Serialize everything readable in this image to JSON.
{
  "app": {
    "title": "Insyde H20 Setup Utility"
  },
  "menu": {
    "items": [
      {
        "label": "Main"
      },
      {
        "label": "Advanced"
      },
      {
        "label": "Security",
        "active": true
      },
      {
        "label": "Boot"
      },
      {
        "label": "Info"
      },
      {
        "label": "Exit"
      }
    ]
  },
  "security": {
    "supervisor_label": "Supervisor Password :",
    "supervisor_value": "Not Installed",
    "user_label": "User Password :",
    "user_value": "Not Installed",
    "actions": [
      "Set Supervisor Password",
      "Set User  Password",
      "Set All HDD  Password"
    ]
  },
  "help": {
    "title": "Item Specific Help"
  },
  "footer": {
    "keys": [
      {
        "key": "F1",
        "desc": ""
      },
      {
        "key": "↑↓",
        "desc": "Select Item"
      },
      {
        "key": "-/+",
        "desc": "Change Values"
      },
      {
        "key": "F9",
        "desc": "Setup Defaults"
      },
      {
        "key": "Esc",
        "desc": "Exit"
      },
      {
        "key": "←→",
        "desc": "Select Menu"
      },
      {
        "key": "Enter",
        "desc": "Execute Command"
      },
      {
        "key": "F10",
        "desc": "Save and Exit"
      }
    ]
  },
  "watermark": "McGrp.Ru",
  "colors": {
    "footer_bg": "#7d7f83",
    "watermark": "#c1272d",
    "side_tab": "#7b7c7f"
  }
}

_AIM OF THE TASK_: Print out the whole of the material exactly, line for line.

_ANSWER TO THE PROBLEM_:
Serialize everything readable in this image to JSON.
{
  "app": {
    "title": "Insyde H20 Setup Utility"
  },
  "menu": {
    "items": [
      {
        "label": "Main"
      },
      {
        "label": "Advanced"
      },
      {
        "label": "Security",
        "active": true
      },
      {
        "label": "Boot"
      },
      {
        "label": "Info"
      },
      {
        "label": "Exit"
      }
    ]
  },
  "security": {
    "supervisor_label": "Supervisor Password :",
    "supervisor_value": "Not Installed",
    "user_label": "User Password :",
    "user_value": "Not Installed",
    "actions": [
      "Set Supervisor Password",
      "Set User  Password",
      "Set All HDD  Password"
    ]
  },
  "help": {
    "title": "Item Specific Help"
  },
  "footer": {
    "keys": [
      {
        "key": "F1",
        "desc": ""
      },
      {
        "key": "↑↓",
        "desc": "Select Item"
      },
      {
        "key": "-/+",
        "desc": "Change Values"
      },
      {
        "key": "F9",
        "desc": "Setup Defaults"
      },
      {
        "key": "Esc",
        "desc": "Exit"
      },
      {
        "key": "←→",
        "desc": "Select Menu"
      },
      {
        "key": "Enter",
        "desc": "Execute Command"
      },
      {
        "key": "F10",
        "desc": "Save and Exit"
      }
    ]
  },
  "watermark": "McGrp.Ru",
  "colors": {
    "footer_bg": "#7d7f83",
    "watermark": "#c1272d",
    "side_tab": "#7b7c7f"
  }
}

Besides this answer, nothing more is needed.